Oftentimes, though, action items are mis-assigned. The person assigning them might not know the team or individual who should own a particular function or may not fully grasp the action and its implications. This person might just know something needs to be documented and assigned.
Hypothetical Impact of Mis-Assignment
When action items are mis-assigned, one of the worst things employees can do is disregard them. For example, consider this hypothetical situation:
A meeting is held to discuss next steps for a customer that is late on paying invoices. Julia is not present at the meeting, but because she is part of the finance team, Bill, who is leading the meeting, assigns Julia an action item to reissue the invoices and follow up with the customer via phone. The action item is due by the next meeting, which is in 2 weeks.
Julia sees the action item but disregards it because issuing and reissuing invoices are actually part of Rachel’s job function. When Bill follows up with Julia 2 weeks later to check on the status of the action item, Julia tells him as much. But now, there is no time to reassign the action item to Rachel and have it completed by the deadline.
The problem in this hypothetical isn’t necessarily that Julia didn’t do the work assigned to her. It’s that she didn’t tell anyone she wouldn’t be completing the action item and didn’t identify the appropriate person to follow up with the task.
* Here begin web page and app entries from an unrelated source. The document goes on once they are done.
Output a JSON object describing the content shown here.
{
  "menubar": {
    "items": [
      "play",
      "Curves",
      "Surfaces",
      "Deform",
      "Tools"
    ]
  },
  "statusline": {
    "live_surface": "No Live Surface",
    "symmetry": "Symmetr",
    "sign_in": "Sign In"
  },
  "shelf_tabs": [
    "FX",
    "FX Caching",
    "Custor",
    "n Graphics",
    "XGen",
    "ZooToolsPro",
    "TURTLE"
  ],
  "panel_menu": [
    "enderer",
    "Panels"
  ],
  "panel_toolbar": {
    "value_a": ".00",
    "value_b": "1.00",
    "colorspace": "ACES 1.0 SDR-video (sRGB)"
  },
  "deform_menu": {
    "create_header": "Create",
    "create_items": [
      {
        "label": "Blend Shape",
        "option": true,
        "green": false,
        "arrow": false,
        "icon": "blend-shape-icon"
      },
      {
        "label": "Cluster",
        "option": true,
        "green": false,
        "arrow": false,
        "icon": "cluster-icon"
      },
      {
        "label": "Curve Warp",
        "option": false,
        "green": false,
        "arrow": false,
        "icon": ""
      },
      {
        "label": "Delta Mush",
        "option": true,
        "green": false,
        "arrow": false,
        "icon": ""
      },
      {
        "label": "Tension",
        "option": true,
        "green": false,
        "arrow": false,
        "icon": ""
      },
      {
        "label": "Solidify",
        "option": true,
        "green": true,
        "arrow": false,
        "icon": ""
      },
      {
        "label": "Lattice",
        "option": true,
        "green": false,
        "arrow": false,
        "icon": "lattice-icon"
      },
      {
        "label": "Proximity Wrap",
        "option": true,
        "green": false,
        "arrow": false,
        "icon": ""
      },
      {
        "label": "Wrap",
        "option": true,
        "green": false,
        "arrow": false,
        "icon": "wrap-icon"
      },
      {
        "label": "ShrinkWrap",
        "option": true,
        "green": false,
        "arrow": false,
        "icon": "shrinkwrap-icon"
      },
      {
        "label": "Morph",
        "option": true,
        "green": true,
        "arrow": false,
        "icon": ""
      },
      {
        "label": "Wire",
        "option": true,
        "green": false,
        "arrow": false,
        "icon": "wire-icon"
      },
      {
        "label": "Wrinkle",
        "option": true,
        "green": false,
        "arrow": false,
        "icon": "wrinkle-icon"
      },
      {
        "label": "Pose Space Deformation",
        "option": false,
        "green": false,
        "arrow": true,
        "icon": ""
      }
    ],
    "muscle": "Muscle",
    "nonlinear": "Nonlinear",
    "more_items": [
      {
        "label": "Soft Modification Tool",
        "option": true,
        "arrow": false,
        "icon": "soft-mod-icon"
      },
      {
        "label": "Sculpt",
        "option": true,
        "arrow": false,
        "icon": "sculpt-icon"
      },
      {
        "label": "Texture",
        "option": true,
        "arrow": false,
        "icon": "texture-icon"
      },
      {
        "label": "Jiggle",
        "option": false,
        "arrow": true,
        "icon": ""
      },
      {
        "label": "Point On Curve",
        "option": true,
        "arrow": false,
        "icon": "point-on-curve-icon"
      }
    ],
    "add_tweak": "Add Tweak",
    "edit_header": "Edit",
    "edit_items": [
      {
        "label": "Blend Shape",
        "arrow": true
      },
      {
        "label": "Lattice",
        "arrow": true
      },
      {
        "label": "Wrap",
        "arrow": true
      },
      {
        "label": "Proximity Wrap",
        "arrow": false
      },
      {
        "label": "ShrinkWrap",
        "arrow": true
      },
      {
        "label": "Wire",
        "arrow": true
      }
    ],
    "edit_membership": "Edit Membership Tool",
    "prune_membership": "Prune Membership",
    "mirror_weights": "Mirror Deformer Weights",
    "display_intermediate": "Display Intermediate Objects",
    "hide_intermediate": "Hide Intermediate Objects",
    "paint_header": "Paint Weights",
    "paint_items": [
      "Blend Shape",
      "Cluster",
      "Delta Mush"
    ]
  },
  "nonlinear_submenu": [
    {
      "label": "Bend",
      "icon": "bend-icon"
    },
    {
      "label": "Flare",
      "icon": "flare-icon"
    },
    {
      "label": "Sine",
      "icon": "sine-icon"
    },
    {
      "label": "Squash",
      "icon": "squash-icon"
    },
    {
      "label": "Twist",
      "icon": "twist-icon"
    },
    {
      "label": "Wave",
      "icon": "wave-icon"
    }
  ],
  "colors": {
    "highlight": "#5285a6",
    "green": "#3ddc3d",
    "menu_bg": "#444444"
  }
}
This situation occurs too often in workplaces; therefore, tasks are simply not completed…
Source: HR Daily Advisor